“It was a big, squarish frame house that had once been white, decorated with cupolas and spires and scrolled balconies in the heavily lightsome style of the seventies, set on what had once been our most select street. But garages and cotton gins had encroached and obliterated even the august names of that neighborhood; only Miss Emily's house was left, lifting its stubborn and coquettish decay above the cotton wagons and the gasoline pumps—an eyesore among eyesores. And now Miss Emily had gone to join the representatives of those august names where they lay in the cedar-bemused cemetery among the ranked and anonymous graves of Union and Confederate soldiers who fell at the battle of Jefferson…Alive, Miss Emily had been a tradition, a duty, and a care; a sort of hereditary obligation upon the town…” (34).
“A Rose for Emily” is a short story by William Faulkner, which follows the protagonist’s life and death. The story begins with a first-person account of the Miss Emily’s funeral. It then continues with the narrators recollections of Emily’s deranged behavior and her life in Jefferson. Emily is from an old southern aristocratic family, and is living in the past. This quotation appears near the beginning of the story when the narrator describes Emily’s funeral and history in the town.
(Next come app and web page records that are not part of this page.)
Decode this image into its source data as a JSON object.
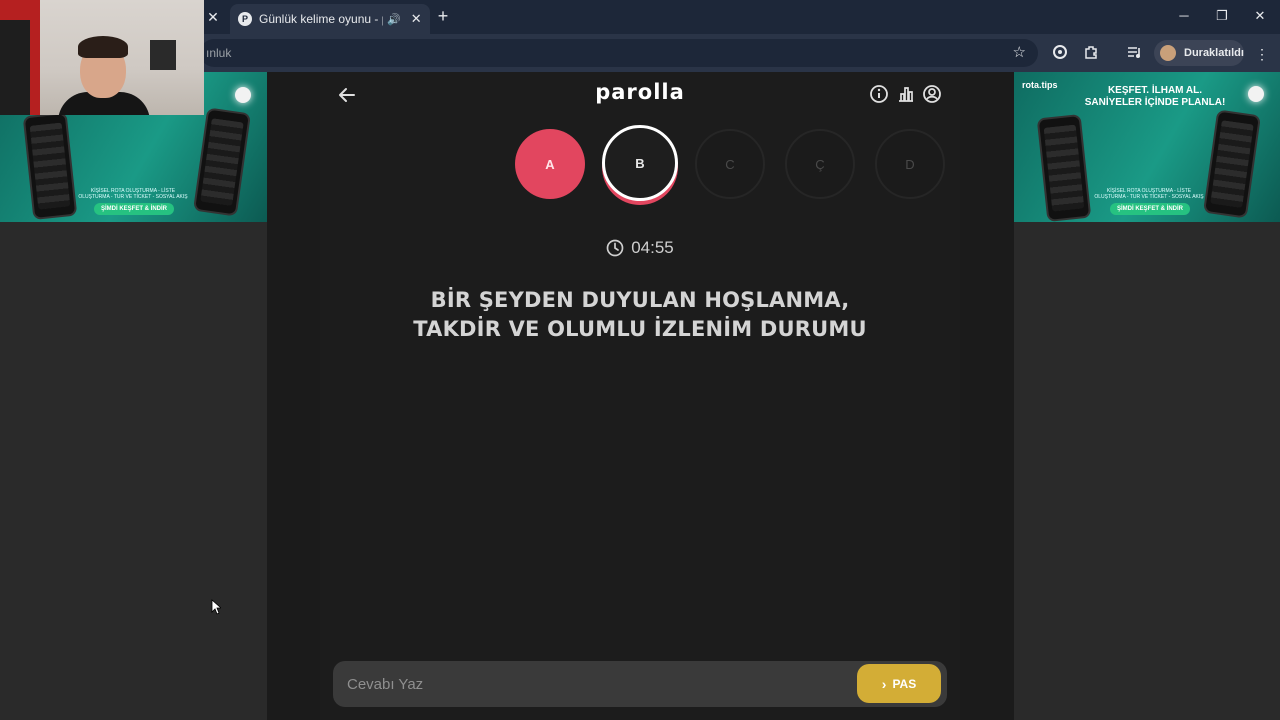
{
  "browser": {
    "tab_title": "Günlük kelime oyunu - parc",
    "favicon_letter": "P",
    "new_tab": "+",
    "address": "ınluk",
    "profile_name": "Duraklatıldı"
  },
  "ads": {
    "brand": "rota.tips",
    "headline_line1": "KEŞFET. İLHAM AL.",
    "headline_line2": "SANİYELER İÇİNDE PLANLA!",
    "tagline": "KİŞİSEL ROTA OLUŞTURMA - LİSTE OLUŞTURMA - TUR VE TİCKET - SOSYAL AKIŞ",
    "cta": "ŞİMDİ KEŞFET & İNDİR"
  },
  "game": {
    "logo": "parolla",
    "letters": [
      {
        "letter": "A",
        "state": "done"
      },
      {
        "letter": "B",
        "state": "active"
      },
      {
        "letter": "C",
        "state": "pending"
      },
      {
        "letter": "Ç",
        "state": "pending"
      },
      {
        "letter": "D",
        "state": "pending"
      }
    ],
    "timer": "04:55",
    "question_line1": "BİR ŞEYDEN DUYULAN HOŞLANMA,",
    "question_line2": "TAKDİR VE OLUMLU İZLENİM DURUMU",
    "answer_placeholder": "Cevabı Yaz",
    "pass_label": "PAS"
  },
  "colors": {
    "accent_red": "#e2465f",
    "pass_yellow": "#d3ad36",
    "ad_green": "#1a9a86"
  }
}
It conveys one of Faulkner’s main themes, the foundering of tradition in the face of modern changes, Emily’s house as a major symbol, and the symbolism of her mental decay.
A fundamental theme, resistance to modern change, is conveyed in this passage. Through the protagonist Emily Grierson, the author illustrates the challenge of trying to maintain tradition in the face of radical, modern change. The town of Jefferson is conflicted between embracing a more contemporary culture, while still staying true to the past. This idea is portrayed in the faded description of the Grierson home: “But garages and cotton gins had encroached and obliterated even the